# [Task prompt]
Your task is to find every line of the listing that includes "true" and copy it.

# [The data]
——

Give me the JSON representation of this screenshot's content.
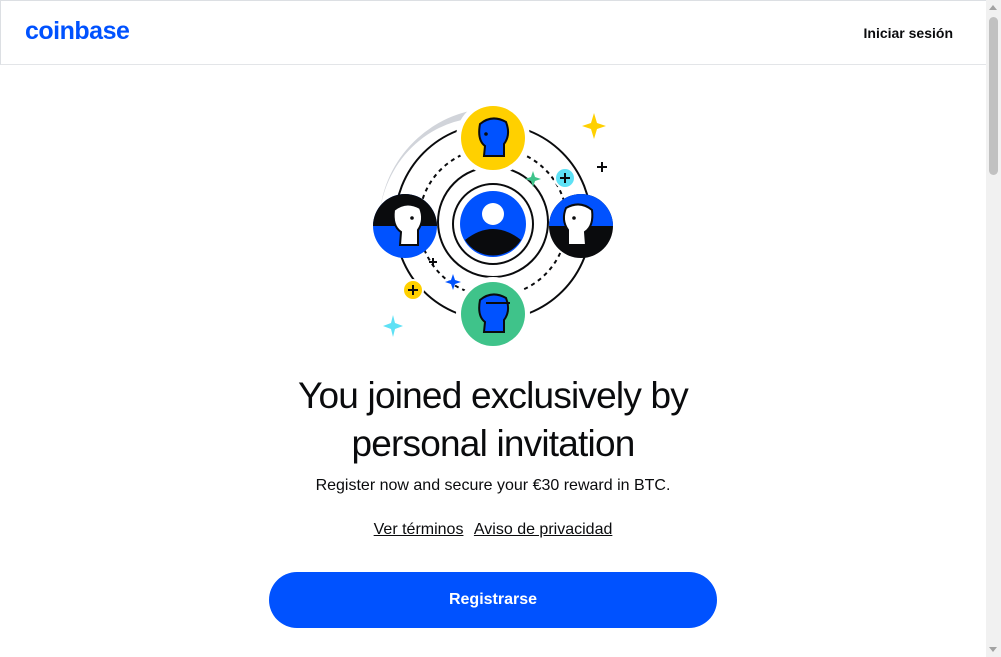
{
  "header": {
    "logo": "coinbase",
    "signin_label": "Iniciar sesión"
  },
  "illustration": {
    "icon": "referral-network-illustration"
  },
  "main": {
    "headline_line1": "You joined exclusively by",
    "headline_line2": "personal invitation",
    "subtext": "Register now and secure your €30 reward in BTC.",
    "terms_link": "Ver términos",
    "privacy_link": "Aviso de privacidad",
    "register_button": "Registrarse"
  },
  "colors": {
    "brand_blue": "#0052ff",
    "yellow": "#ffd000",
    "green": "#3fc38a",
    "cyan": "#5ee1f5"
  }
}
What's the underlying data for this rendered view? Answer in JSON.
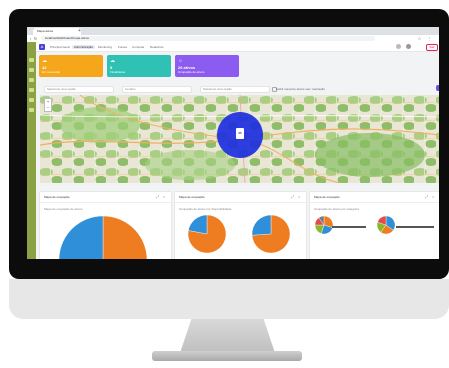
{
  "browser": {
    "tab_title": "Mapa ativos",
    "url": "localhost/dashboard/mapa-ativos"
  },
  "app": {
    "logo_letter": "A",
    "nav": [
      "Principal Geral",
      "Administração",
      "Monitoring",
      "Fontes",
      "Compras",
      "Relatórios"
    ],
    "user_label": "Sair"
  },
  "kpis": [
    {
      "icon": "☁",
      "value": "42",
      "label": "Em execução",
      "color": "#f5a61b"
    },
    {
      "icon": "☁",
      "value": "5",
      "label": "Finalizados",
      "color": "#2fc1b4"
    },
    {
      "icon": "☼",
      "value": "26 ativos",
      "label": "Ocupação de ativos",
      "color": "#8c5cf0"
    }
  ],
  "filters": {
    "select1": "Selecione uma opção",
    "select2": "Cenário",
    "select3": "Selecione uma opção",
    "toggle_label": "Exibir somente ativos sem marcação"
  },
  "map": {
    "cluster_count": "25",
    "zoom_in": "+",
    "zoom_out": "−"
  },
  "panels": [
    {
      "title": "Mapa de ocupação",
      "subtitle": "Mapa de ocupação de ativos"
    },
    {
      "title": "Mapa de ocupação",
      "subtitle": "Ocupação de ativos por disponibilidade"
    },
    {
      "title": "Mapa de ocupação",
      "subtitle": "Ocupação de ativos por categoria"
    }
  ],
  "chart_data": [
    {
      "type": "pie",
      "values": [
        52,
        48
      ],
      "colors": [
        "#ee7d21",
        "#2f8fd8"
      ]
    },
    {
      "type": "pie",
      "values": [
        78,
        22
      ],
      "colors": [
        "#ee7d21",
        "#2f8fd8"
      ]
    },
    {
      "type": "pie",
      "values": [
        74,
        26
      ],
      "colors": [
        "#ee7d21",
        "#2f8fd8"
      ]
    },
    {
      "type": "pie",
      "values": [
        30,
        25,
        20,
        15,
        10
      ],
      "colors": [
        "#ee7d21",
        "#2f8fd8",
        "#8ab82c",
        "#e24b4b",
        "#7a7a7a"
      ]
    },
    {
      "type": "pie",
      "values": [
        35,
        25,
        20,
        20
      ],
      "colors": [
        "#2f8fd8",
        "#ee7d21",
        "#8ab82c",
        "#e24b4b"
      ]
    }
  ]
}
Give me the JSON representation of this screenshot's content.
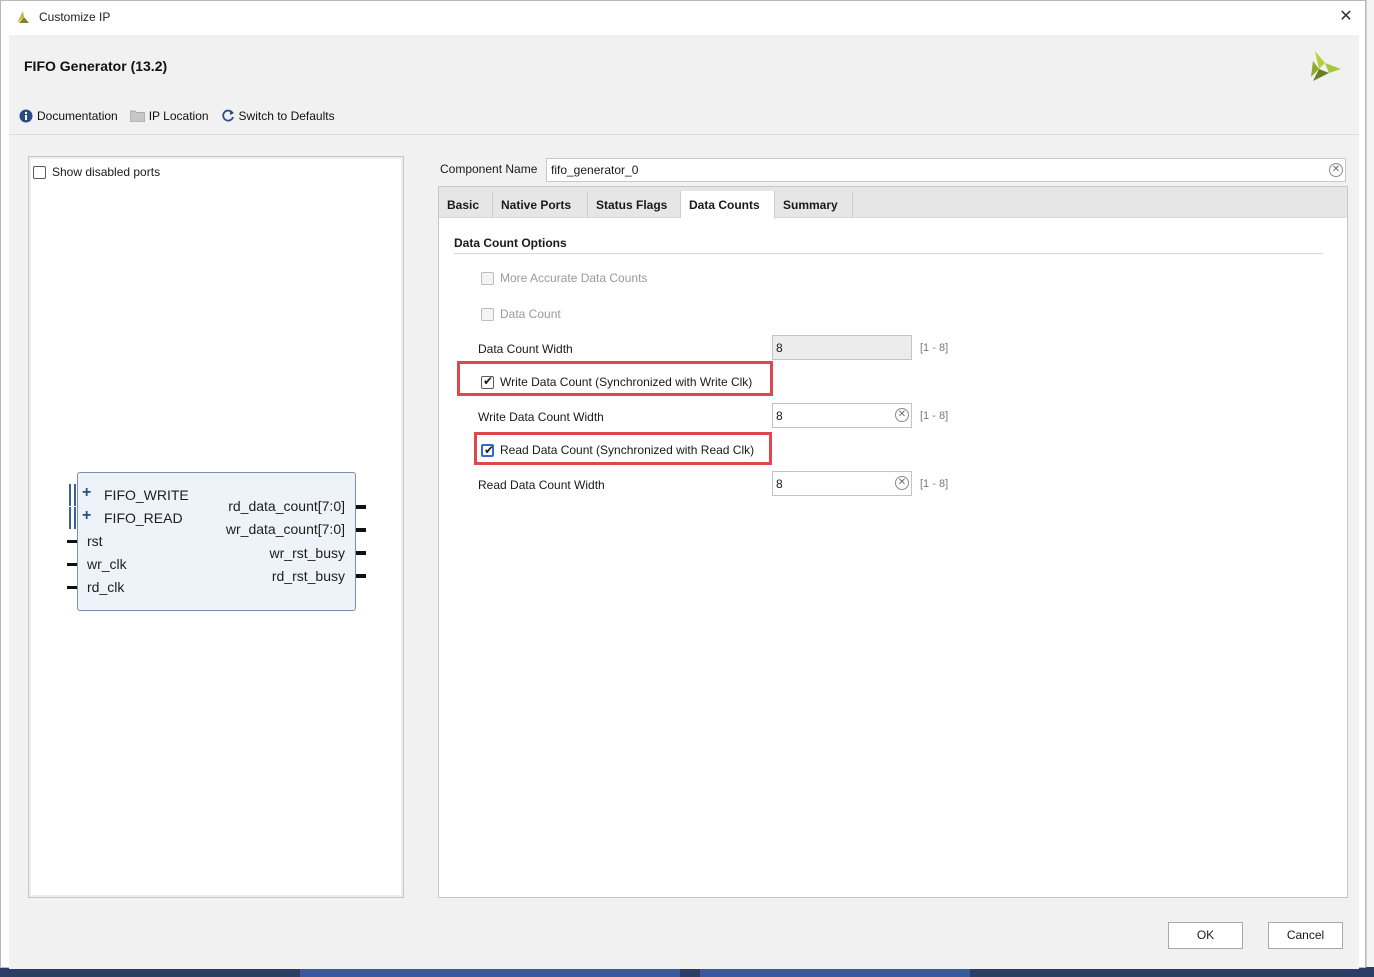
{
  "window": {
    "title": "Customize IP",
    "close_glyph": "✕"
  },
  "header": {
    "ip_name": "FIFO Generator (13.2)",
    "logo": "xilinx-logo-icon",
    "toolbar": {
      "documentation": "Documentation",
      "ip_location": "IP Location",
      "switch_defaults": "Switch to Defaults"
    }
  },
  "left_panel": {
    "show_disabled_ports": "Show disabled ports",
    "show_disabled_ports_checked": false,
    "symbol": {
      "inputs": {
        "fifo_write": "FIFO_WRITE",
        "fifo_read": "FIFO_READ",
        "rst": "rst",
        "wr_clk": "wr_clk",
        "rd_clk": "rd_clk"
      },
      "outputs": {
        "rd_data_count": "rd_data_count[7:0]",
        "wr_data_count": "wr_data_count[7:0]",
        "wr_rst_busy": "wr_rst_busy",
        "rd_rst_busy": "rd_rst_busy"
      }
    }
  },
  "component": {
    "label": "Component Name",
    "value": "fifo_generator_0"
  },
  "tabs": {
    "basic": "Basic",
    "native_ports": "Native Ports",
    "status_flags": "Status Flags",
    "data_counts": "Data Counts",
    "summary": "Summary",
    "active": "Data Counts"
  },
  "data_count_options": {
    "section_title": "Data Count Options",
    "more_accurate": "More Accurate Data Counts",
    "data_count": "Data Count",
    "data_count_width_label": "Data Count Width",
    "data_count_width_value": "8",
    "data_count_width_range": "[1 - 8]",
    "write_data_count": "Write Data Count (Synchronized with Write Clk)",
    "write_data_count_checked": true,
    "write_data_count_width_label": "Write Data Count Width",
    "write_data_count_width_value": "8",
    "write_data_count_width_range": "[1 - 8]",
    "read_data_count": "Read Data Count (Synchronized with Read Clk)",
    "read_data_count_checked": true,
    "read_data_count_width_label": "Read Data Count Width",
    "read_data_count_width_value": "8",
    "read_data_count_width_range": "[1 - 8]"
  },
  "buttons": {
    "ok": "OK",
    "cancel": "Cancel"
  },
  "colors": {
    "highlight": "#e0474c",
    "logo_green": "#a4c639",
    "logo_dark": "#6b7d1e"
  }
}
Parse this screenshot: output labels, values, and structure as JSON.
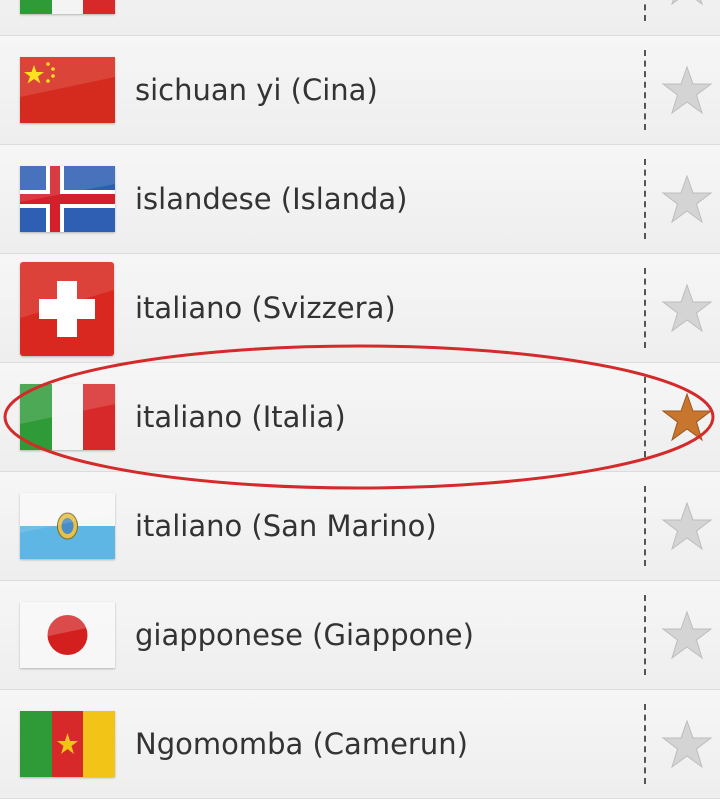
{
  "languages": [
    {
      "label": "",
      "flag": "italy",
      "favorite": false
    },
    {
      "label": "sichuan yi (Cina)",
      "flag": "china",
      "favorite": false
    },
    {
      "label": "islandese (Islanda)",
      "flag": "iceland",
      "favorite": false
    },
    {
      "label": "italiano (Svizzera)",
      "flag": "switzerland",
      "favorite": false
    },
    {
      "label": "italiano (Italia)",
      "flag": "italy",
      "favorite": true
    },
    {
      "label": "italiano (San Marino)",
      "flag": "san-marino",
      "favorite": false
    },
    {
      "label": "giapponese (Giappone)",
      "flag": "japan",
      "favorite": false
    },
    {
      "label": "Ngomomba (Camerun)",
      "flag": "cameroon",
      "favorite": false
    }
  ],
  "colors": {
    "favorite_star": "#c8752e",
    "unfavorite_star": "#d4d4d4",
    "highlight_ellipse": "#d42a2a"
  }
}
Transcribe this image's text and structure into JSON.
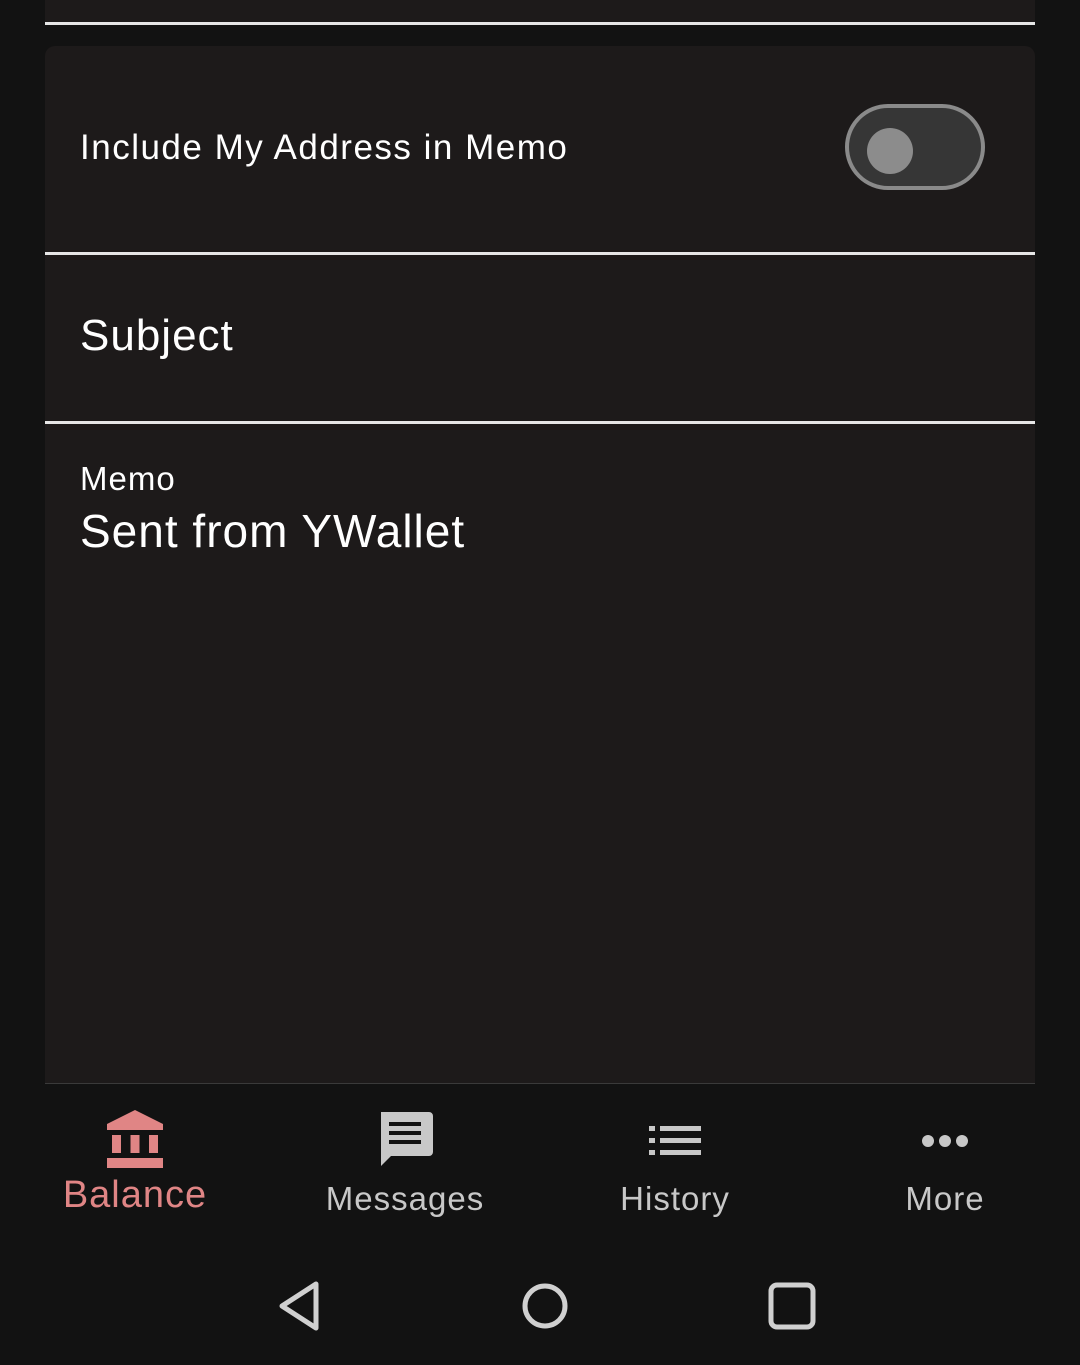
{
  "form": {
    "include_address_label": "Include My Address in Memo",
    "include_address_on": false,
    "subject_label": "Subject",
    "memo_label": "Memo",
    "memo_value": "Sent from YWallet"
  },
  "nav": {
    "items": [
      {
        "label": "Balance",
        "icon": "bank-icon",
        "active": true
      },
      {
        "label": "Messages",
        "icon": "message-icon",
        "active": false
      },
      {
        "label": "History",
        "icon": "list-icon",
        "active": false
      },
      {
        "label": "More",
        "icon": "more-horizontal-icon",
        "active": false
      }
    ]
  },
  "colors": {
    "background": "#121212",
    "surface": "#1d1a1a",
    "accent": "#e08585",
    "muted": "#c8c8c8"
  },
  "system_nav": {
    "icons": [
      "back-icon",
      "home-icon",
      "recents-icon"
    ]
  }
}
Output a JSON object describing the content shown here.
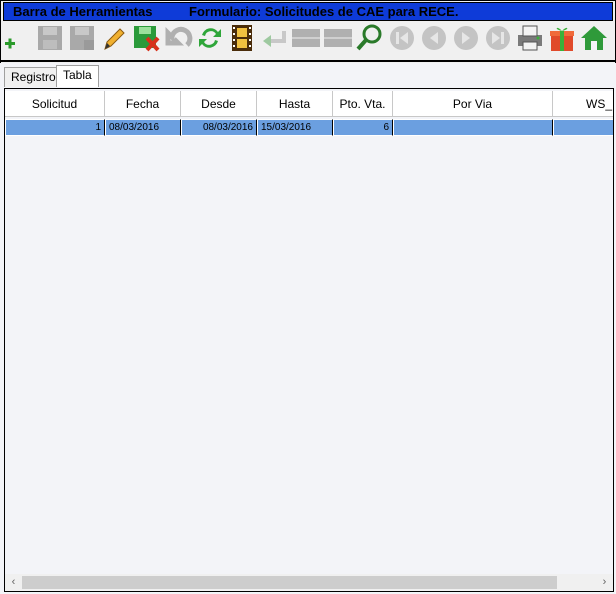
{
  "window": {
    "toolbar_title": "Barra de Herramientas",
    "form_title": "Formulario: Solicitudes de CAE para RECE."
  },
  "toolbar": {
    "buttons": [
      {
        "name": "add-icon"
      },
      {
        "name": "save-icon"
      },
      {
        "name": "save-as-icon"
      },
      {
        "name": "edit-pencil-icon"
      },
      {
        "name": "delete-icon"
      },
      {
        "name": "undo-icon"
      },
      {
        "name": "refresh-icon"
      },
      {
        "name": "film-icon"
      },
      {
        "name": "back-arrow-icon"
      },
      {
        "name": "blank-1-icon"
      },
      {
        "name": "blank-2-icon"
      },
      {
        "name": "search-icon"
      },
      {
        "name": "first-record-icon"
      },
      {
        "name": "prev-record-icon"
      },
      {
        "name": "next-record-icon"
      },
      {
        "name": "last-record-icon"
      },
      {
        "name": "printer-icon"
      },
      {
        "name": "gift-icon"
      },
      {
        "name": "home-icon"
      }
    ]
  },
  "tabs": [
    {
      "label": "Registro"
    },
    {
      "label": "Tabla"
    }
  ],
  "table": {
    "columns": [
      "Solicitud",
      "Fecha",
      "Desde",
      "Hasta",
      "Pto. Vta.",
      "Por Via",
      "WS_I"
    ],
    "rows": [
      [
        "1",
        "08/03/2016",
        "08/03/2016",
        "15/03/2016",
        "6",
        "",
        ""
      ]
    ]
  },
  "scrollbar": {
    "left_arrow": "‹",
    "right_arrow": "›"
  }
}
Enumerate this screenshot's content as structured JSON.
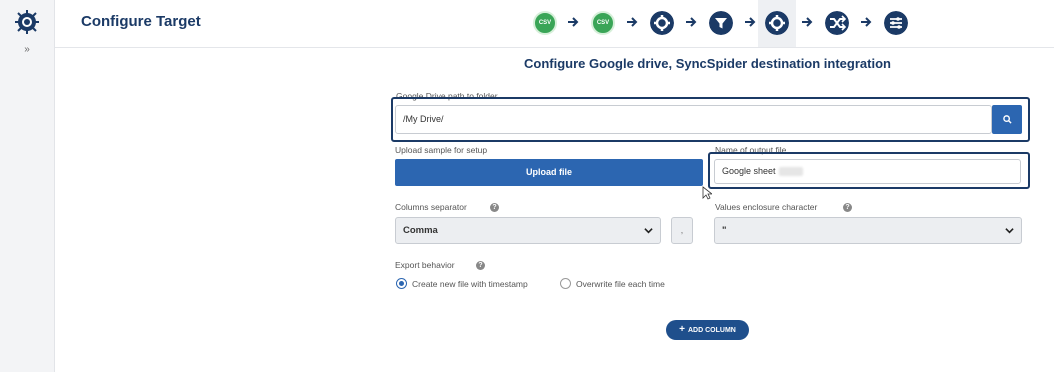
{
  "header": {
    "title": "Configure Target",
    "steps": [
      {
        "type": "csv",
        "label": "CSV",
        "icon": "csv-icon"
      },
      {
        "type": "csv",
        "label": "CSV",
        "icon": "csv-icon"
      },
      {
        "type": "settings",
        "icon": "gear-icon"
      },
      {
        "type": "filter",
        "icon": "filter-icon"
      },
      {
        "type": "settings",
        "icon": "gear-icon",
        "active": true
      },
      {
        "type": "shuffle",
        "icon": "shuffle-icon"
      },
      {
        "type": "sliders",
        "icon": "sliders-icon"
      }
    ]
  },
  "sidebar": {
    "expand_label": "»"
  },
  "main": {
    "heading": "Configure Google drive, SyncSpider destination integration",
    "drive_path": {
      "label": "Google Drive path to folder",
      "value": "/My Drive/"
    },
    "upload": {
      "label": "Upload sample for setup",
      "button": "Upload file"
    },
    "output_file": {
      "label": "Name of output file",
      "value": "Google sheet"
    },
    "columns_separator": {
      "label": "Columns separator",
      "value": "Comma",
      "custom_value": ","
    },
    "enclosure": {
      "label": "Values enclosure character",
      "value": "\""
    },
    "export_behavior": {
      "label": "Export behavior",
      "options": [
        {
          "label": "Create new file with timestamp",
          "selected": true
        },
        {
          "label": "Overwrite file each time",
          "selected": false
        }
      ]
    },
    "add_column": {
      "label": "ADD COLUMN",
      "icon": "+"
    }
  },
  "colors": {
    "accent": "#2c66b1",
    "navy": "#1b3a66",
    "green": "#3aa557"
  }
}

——

# [Solution to this task]
    "write_data_count_checked": true,
    "read_data_count_checked": true,
      "favorite": true
        "active": true
        "active": true
          "selected": true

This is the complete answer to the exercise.